A restaurant described Moussaka as a lamb and aubergine pie … well, I suppose it is sort of, but of the many variations I’ve never had it topped with pastry. The whole fandangle takes some effort, so here’s the quickie version – well, at least to prep, it still takes 40 mins in the oven.
You need a really rich lamb mixture: fry off the minced, lean lamb and put aside giving a chance to reduce the fat further. Clean out the pan and soften onions, peppers, maybe a slice or two of fennel, celery and when soft add the meat back. Add tomatoes, fresh skinned or tinned (passim) and a smidge of tomato paste. I usually add ginger, garlic, thyme, rosemary and parsley as the base flavours, pimento and chilli flakes can spice it up a bit. Leave to bubble away merrily.
Slice your aubergine, circle, cross lengths, long lengths, whatever will fit your deep dish. You can salt them and dry them but I’ve never noticed the difference. Fry them off and as you do so layer them in the dish: aubergine at the bottom, then the mince, more aubergine, more lamb, finally aubergine. Then my cheats’ topping.
For a four person dish you need half a large pot of plain yoghourt (low fat’s fine) into which beat three nice eggs (a couple if you use duck’s), plus salt and pepper. Now pour the mix onto the last layer of aubergine – it should be quite thick. Slip a knife down the side of the dish at intervals to give the topping a chance to slither down the side – it looks very attractive if you are using a clear soufflé dish for example. Then – most important – lots and lots of grated nutmeg, and nothing but the real thing, ready ground is just sawdust.
Forty minutes at about 160 and the topping will brown, rising like a soufflé itself. You should be able to take out a slab in a whole piece, spooning out any reluctant lamb. Serve with steamed veg.

Leek and potato soup with bits

It sounds like an oxymoron, cream of leek and potato with bits, but that’s how himself likes it: something to do with with childhood memories, which in his case ain’t so far away.

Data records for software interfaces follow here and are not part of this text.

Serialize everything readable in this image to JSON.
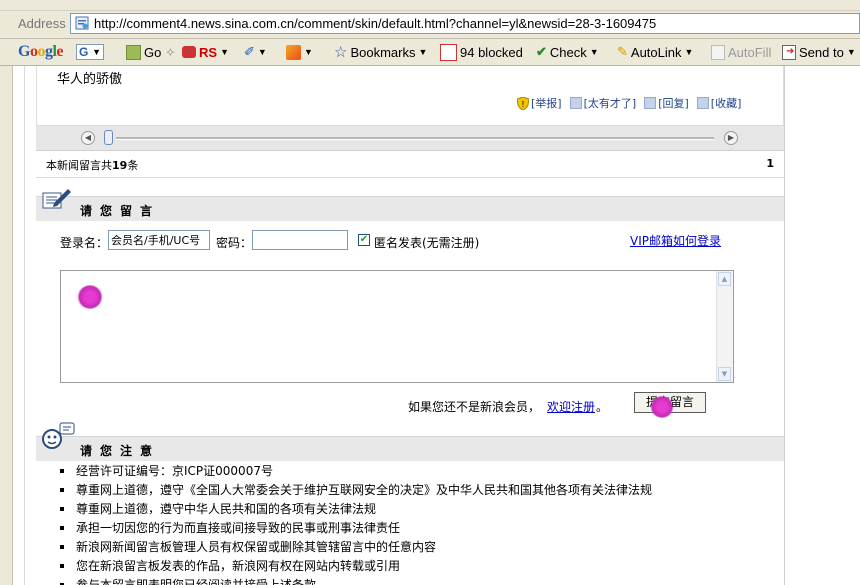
{
  "browser": {
    "address_label": "Address",
    "url": "http://comment4.news.sina.com.cn/comment/skin/default.html?channel=yl&newsid=28-3-1609475",
    "toolbar": {
      "google_logo": "Google",
      "search_box_letter": "G",
      "go_label": "Go",
      "rs_label": "RS",
      "bookmarks_label": "Bookmarks",
      "blocked_label": "94 blocked",
      "check_label": "Check",
      "autolink_label": "AutoLink",
      "autofill_label": "AutoFill",
      "sendto_label": "Send to"
    }
  },
  "previous_comment": {
    "text": "华人的骄傲",
    "actions": [
      "[举报]",
      "[太有才了]",
      "[回复]",
      "[收藏]"
    ]
  },
  "pagination": {
    "count_prefix": "本新闻留言共",
    "count_value": "19",
    "count_suffix": "条",
    "page_number": "1"
  },
  "comment_form": {
    "section_title": "请您留言",
    "login_label": "登录名：",
    "username_value": "会员名/手机/UC号",
    "password_label": "密码：",
    "password_value": "",
    "anonymous_checked": true,
    "anonymous_label": "匿名发表(无需注册)",
    "vip_link": "VIP邮箱如何登录",
    "comment_value": "",
    "not_member_text": "如果您还不是新浪会员，",
    "register_link": "欢迎注册",
    "register_suffix": "。",
    "submit_label": "提交留言"
  },
  "notice": {
    "section_title": "请您注意",
    "items": [
      "经营许可证编号：京ICP证000007号",
      "尊重网上道德，遵守《全国人大常委会关于维护互联网安全的决定》及中华人民共和国其他各项有关法律法规",
      "尊重网上道德，遵守中华人民共和国的各项有关法律法规",
      "承担一切因您的行为而直接或间接导致的民事或刑事法律责任",
      "新浪网新闻留言板管理人员有权保留或删除其管辖留言中的任意内容",
      "您在新浪留言板发表的作品，新浪网有权在网站内转载或引用",
      "参与本留言即表明您已经阅读并接受上述条款"
    ]
  },
  "colors": {
    "chrome": "#ece9d8",
    "section_bar": "#e8e8e8",
    "link": "#0000cc",
    "cursor_highlight": "#e63ad0"
  }
}
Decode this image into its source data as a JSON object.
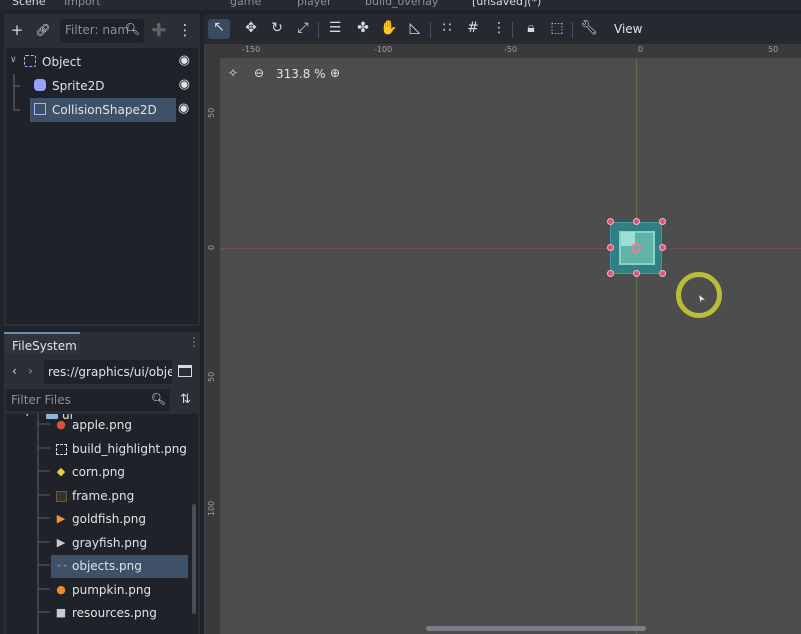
{
  "top_tabs": {
    "scene_tab": "Scene",
    "import_tab": "Import",
    "editor_tabs": [
      "game",
      "player",
      "build_overlay",
      "[unsaved](*)"
    ]
  },
  "scene": {
    "filter_placeholder": "Filter: nam",
    "nodes": [
      {
        "label": "Object",
        "icon": "node2d-icon"
      },
      {
        "label": "Sprite2D",
        "icon": "sprite2d-icon"
      },
      {
        "label": "CollisionShape2D",
        "icon": "collisionshape2d-icon",
        "selected": true
      }
    ]
  },
  "filesystem": {
    "tab_label": "FileSystem",
    "path": "res://graphics/ui/obje",
    "filter_placeholder": "Filter Files",
    "folder": "ui",
    "files": [
      {
        "name": "apple.png",
        "icon": "apple-icon"
      },
      {
        "name": "build_highlight.png",
        "icon": "highlight-icon"
      },
      {
        "name": "corn.png",
        "icon": "corn-icon"
      },
      {
        "name": "frame.png",
        "icon": "frame-icon"
      },
      {
        "name": "goldfish.png",
        "icon": "goldfish-icon"
      },
      {
        "name": "grayfish.png",
        "icon": "grayfish-icon"
      },
      {
        "name": "objects.png",
        "icon": "objects-icon",
        "selected": true
      },
      {
        "name": "pumpkin.png",
        "icon": "pumpkin-icon"
      },
      {
        "name": "resources.png",
        "icon": "resources-icon"
      }
    ]
  },
  "viewport": {
    "view_menu": "View",
    "zoom_label": "313.8 %",
    "ruler_top": [
      "-150",
      "-100",
      "-50",
      "0",
      "50"
    ],
    "ruler_left": [
      "50",
      "0",
      "50",
      "100"
    ]
  },
  "colors": {
    "selection": "#3f5166",
    "accent": "#6c8fb9",
    "handle": "#e0507a",
    "cursor_ring": "#b8bd3a"
  }
}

I’ve tried in the past to get to the blending stage and then to take out some of the cooked leeks and big bits of potato, chop them up and put them back in. It doesn’t really do it for me because they just end up mushy on reheating. A different technique is required.
First I cut most of the leek white off and sweated the rest in the pan. Then added some chopped potatoes and the home made stock from yesterday’s poached chicken, a handful of chopped parsley and seasoning.
All this took place in the giant steamer/spaghetti pot so there was plenty of space to lodge a large seive on the top, fill it with bite sized pieces of potato, and add the saucepan lid so the spuds could steam. Concurrently I gently cooked the chopped leek whites in a pan until they were sweet and sticky.
When the soup was cooked – 20 mins – so were the potato cubes. All that was left was to blend the soup, add some milk (cream would be better, but diet you know), put in the perfectly cooked spuds and leeks, and Voila, cream soup with bits.
It actually tasted better for the additional fried leeks and the cubed spuds made the whole thing very robust.
With cold roast lamb sandwiches, rather a good, doing the chores Sunday, lunch.